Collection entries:
* * * * * * *

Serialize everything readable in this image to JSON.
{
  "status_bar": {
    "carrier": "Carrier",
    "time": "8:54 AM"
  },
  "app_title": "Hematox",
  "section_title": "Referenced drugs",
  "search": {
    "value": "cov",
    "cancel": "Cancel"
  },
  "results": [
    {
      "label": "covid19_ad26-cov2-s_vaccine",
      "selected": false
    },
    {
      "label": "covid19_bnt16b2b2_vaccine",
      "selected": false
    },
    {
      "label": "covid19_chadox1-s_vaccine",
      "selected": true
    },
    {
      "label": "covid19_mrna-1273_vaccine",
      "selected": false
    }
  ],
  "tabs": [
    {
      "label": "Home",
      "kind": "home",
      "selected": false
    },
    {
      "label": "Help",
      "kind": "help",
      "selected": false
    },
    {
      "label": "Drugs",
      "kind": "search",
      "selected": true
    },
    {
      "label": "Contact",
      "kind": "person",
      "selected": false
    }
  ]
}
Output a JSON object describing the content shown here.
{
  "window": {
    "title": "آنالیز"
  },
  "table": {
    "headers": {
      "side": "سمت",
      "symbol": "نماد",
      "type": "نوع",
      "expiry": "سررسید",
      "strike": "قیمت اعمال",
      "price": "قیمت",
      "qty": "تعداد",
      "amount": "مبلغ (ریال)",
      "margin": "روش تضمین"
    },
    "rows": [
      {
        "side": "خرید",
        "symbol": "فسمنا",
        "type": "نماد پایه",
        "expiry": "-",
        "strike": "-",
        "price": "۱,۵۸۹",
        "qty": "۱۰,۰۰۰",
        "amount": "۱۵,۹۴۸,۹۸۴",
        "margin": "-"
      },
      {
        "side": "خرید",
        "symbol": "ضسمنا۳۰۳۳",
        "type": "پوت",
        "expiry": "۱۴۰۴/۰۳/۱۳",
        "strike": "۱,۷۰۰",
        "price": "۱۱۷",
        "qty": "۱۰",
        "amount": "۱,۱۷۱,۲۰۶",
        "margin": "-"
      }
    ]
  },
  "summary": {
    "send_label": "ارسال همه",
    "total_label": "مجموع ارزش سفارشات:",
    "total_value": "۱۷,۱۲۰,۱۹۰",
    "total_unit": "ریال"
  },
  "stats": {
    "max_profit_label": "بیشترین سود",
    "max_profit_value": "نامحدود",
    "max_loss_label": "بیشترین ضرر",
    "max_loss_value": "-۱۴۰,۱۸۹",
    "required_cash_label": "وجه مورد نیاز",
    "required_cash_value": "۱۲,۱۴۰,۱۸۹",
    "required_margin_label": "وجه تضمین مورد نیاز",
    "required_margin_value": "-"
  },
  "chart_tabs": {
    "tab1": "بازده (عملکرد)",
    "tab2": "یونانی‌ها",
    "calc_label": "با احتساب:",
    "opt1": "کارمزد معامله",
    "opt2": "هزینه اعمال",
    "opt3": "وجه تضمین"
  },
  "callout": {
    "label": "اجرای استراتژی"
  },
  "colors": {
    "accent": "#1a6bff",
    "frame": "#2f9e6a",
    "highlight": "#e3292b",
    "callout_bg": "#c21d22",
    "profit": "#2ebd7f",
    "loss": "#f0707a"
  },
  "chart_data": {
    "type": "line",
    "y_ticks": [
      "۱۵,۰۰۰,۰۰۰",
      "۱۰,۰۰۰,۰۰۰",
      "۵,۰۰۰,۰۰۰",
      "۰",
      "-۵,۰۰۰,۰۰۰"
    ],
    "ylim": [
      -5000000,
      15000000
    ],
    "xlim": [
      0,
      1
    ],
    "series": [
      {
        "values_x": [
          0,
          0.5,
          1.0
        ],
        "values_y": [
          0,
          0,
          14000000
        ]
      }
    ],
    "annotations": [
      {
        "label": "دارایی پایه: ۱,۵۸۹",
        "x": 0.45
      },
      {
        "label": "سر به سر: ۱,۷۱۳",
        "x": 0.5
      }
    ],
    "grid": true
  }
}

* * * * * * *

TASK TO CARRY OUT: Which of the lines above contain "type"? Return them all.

RESULT FOR THIS TASK:
      "type": "نوع",
        "type": "نماد پایه",
        "type": "پوت",
    "type": "line",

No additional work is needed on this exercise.